Twin-to-twin transfusion syndrome usually takes place between 16 and 26 weeks in a woman’s pregnancy. It is believed to occur at random in about 15% of women with monochorionic pregnancies, as there is no clear genetic or external cause of TTTS.
A woman pregnant with babies who have twin-to-twin transfusion syndrome may experience:
- A sudden increase in weight
- Rapid womb growth
- An especially large uterus
- Swelling in feet or hands early in pregnancy
- Abdominal pain, tightness or contractions unrelated to labor
A physician may identify signs of twin-to-twin transfusion syndrome during a pregnancy ultrasound. Possible indicators of TTTS on an ultrasound image include:
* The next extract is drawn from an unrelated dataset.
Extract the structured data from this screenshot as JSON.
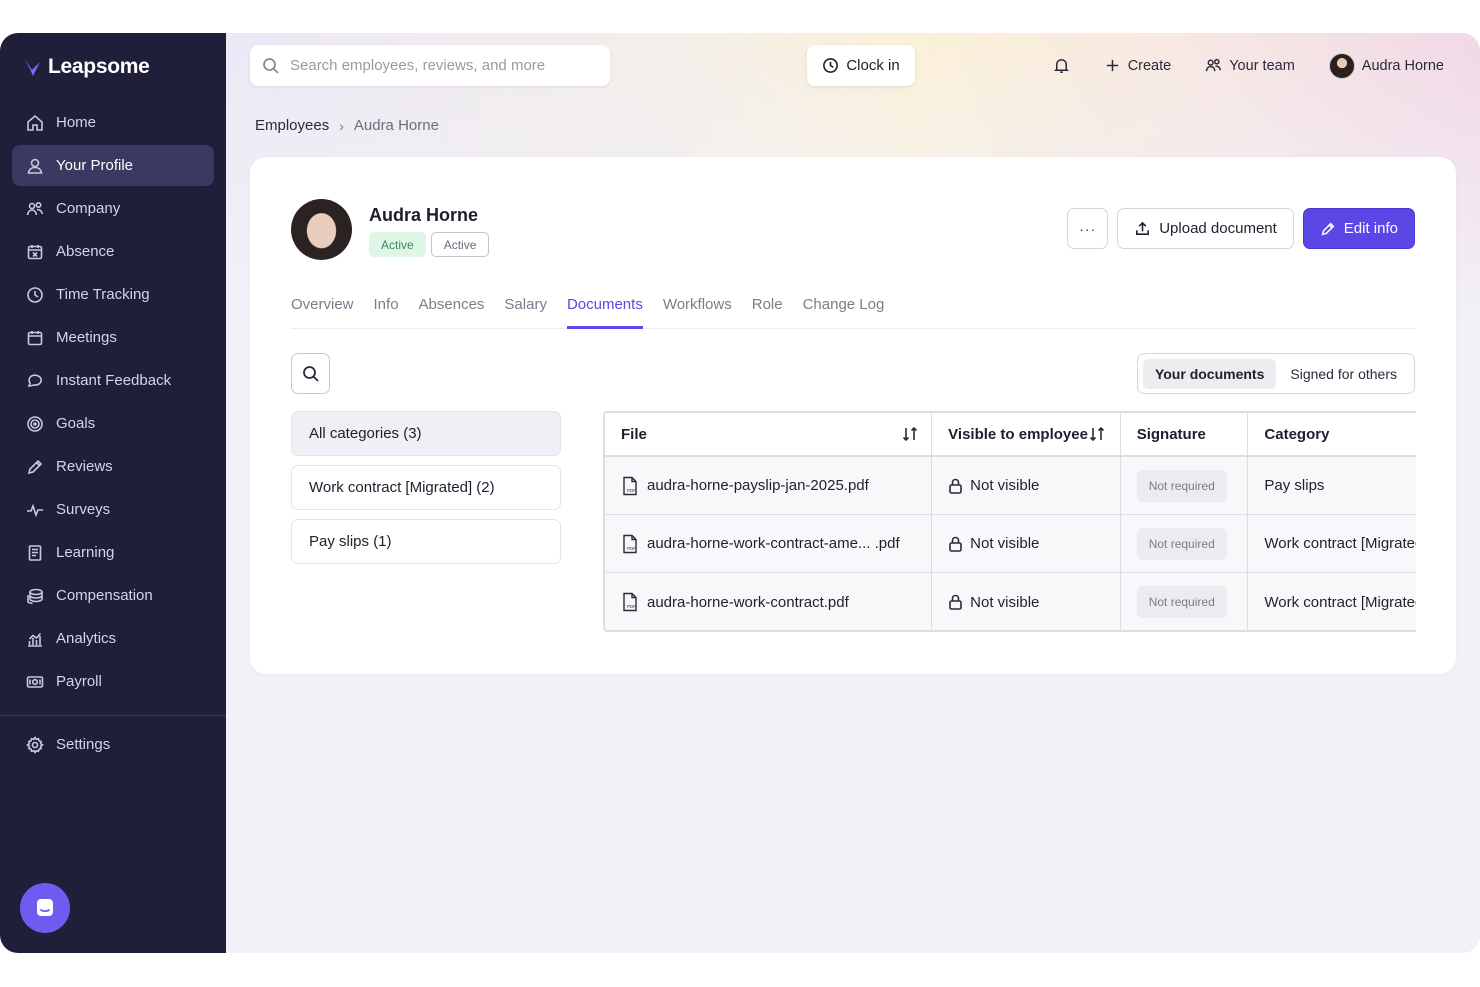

- A noticeable size difference between twins of the same gender
- A noticeable size difference between the babies’ amniotic sacs or umbilical cords
- Evidence of congestive heart failure in the recipient twin
- Excess amniotic fluid in one twin and too little amniotic fluid in the other
Recent advancements in twin-to-twin transfusion syndrome treatment have significantly improved outcomes for babies facing this condition. Tampa General Hospital’s Women’s Institute offers highly specialized care for TTTS, including amniocentesis to improve blood flow in the placenta and remove excess fluid, as well as laser surgery to seal off connecting blood vessels between twins. In other cases, early delivery may be recommended if a woman’s babies are sufficiently mature.